Data about app and page elements
◆ ◆ ◆

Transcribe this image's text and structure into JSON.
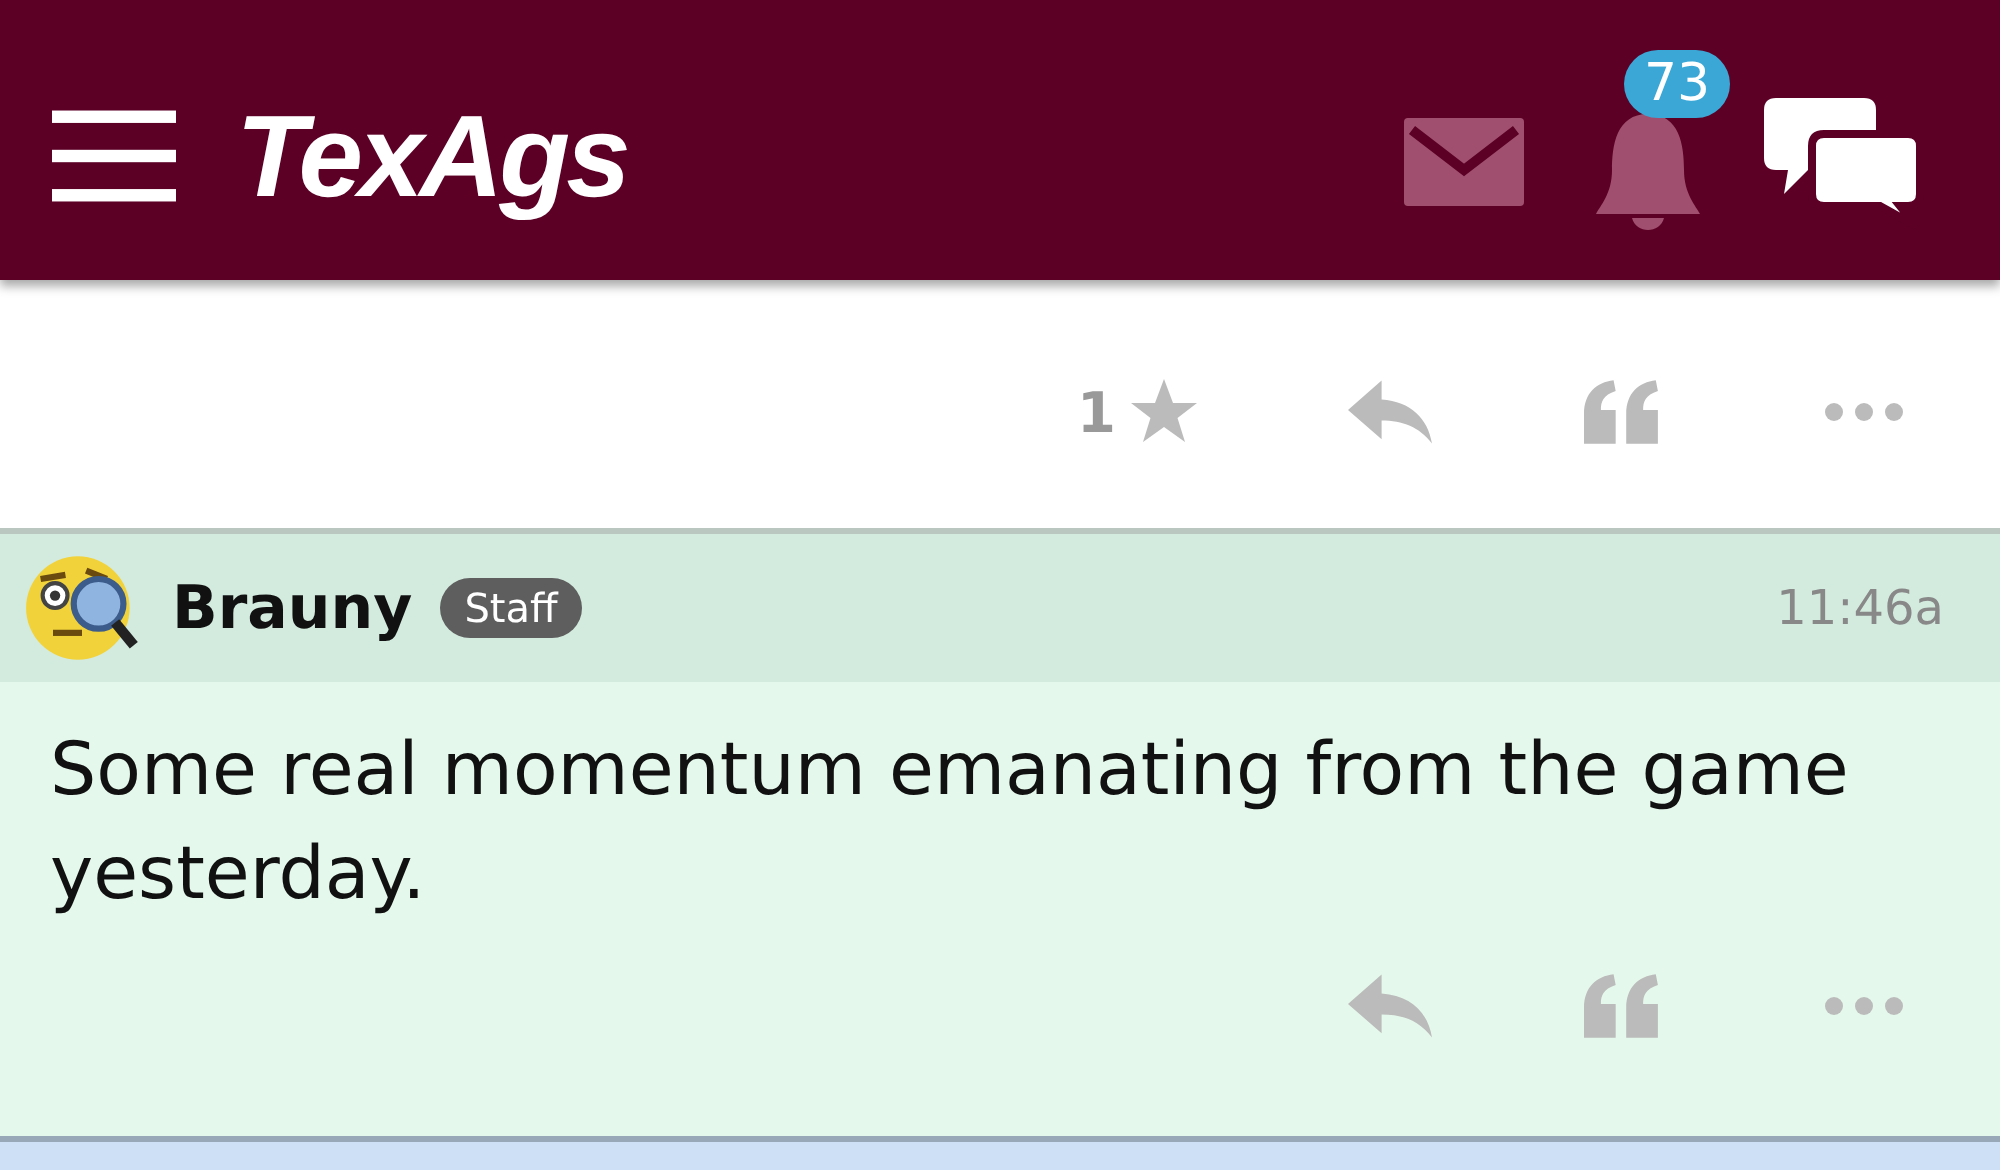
{
  "header": {
    "logo": "TexAgs",
    "notification_count": "73"
  },
  "posts": [
    {
      "kind": "tail",
      "star_count": "1"
    },
    {
      "kind": "full",
      "author": "Brauny",
      "badge": "Staff",
      "time": "11:46a",
      "text": "Some real momentum emanating from the game yesterday."
    }
  ]
}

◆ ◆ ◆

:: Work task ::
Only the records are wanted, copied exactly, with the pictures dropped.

:: Response for this exercise ::
Transcribe this image's text and structure into JSON.
{
  "header": {
    "logo": "TexAgs",
    "notification_count": "73"
  },
  "posts": [
    {
      "kind": "tail",
      "star_count": "1"
    },
    {
      "kind": "full",
      "author": "Brauny",
      "badge": "Staff",
      "time": "11:46a",
      "text": "Some real momentum emanating from the game yesterday."
    }
  ]
}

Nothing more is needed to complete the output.